s/$/$:x$h/gem: # every odd run - add "columns" ($_.=($/.$:x2x$h)x$h,$h*=2) # every even run - add "rows" while++$:,--$N # iterate over letters  Some output: $ echo 8 | perl -p pseudo-fractal.fill.pl.5a5
ABDDFFFFHHHHHHHH
CCDDFFFFHHHHHHHH
EEEEFFFFHHHHHHHH
EEEEFFFFHHHHHHHH
GGGGGGGGHHHHHHHH
GGGGGGGGHHHHHHHH
GGGGGGGGHHHHHHHH
GGGGGGGGHHHHHHHH


# Sclipting, 45 characters

가⓶貶上倘감雙⓶壹長⓸講增字⓶復⓷是標⓷各①合終并不⓶梴❸⓶疊合終不뀐標뀐并終終⓶丟各겠終


This solution works completely differently from the other Sclipting solution. It’s much more boring, but it’s shorter...

## Annotated

for i in [0..n-1]
가⓶貶上
if (i != 0)
倘
i &= 1
감雙
e = list[0].Length
⓶壹長
c = ((char) (c[0] + 1)).Repeat(e)
⓸講增字⓶復
if (i)
⓷是
concatenate c onto every element of list
標⓷各①合終并
else
不
concatenate c.Repeat(list.Length) onto list
⓶梴❸⓶疊合
終
else (i.e., i == 0)
不
c = "A"
뀐
list = ["A"]
標뀐并
終

concatenate "\n" to every element in list
⓶丟各겠終


### Without indent

var inp,j,i,x: integer;s:string;L:TStringlist;begin L:=TStringList.Create;readln(s);inp:=StrToIntDef(s,4);if inp<4then inp:=4;s:='';l.Add('AB');for I:=2to inp-1do begin j:=Length(L[0]);if i mod 2=0then for x:=0to L.Count-1do L.Add(s.PadLeft(j,Chr(65+i)))else for x:=0to L.Count-1do L[x]:=L[x]+s.PadLeft(j,Chr(65+i));end;Write(L.GetText);readln;end.
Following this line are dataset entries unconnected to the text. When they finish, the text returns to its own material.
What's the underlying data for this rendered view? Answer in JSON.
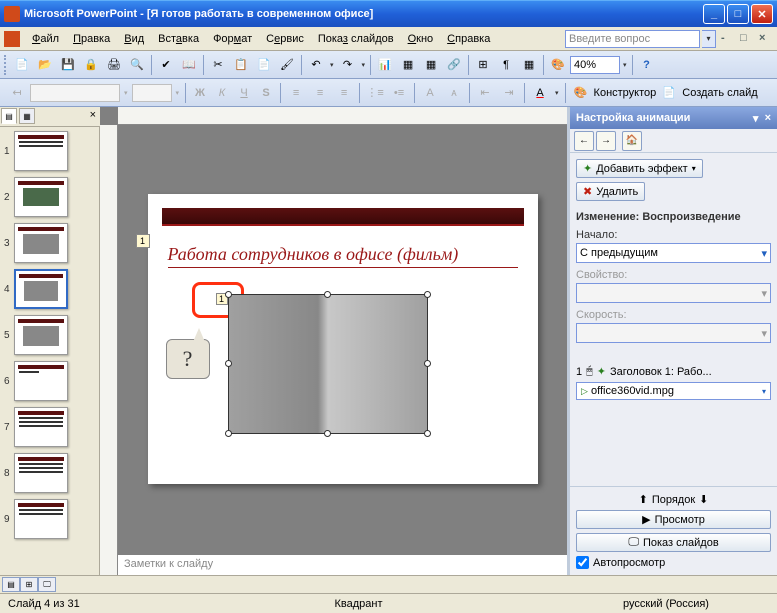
{
  "titlebar": {
    "app": "Microsoft PowerPoint",
    "doc": "[Я готов работать в современном офисе]"
  },
  "menu": {
    "file": "Файл",
    "edit": "Правка",
    "view": "Вид",
    "insert": "Вставка",
    "format": "Формат",
    "tools": "Сервис",
    "slideshow": "Показ слайдов",
    "window": "Окно",
    "help": "Справка",
    "ask": "Введите вопрос"
  },
  "toolbar": {
    "zoom": "40%",
    "designer": "Конструктор",
    "newslide": "Создать слайд"
  },
  "thumbs": {
    "count": 9,
    "selected": 4
  },
  "slide": {
    "title": "Работа сотрудников в офисе (фильм)",
    "tag1": "1",
    "tag2": "1",
    "callout": "?"
  },
  "notes": {
    "placeholder": "Заметки к слайду"
  },
  "taskpane": {
    "title": "Настройка анимации",
    "add_effect": "Добавить эффект",
    "remove": "Удалить",
    "change_label": "Изменение: Воспроизведение",
    "start_label": "Начало:",
    "start_value": "С предыдущим",
    "property_label": "Свойство:",
    "speed_label": "Скорость:",
    "item1_num": "1",
    "item1_label": "Заголовок 1: Рабо...",
    "item2_file": "office360vid.mpg",
    "order": "Порядок",
    "preview": "Просмотр",
    "slideshow": "Показ слайдов",
    "autopreview": "Автопросмотр"
  },
  "status": {
    "slide": "Слайд 4 из 31",
    "template": "Квадрант",
    "lang": "русский (Россия)"
  }
}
### With indent

var
inp,j,i,x: integer;
s:string;
L:TStringlist;
begin
L:=TStringList.Create;
inp:=StrToIntDef(s,4);
if inp<4then inp:=4;
s:='';

for I:=2to inp-1do
begin
j:=Length(L[0]);
if i mod 2=0then
else
for x:=0to L.Count-1do
end;
Write(L.GetText);
end.


# CJam, 30 (23) bytes

CJam is a few months younger than this challenge so it's not eligible for the green checkmark.

l~(Sa1\${{_,I'!+*+}%z}fI\{z}*N*


Test it here.

The OP clarified in a comment that any set of unique printable characters is allowed, so I'm just taking the printable ASCII characters from the start (with a space in the corner, ! next and so on).

If the orientation may change between even and odd inputs (which I don't think, but that's what the GolfScript submission does), I can do it in 25 bytes:

S]l~({{_,I'!+*+}%z}fIN*


The idea is really simple: start with a grid containing a space, and then N-1 times transpose it and double all lines with the next character.

For the long version, at the end I also transpose again N-1 times in order to guarantee a consistent orientation.

# Canvas, 22 bytes

A；╷｛┐⤢ｌ；Ｌ┘¹Ｚｊ＠┘┘＊＋｝╶［⤢


Try it here!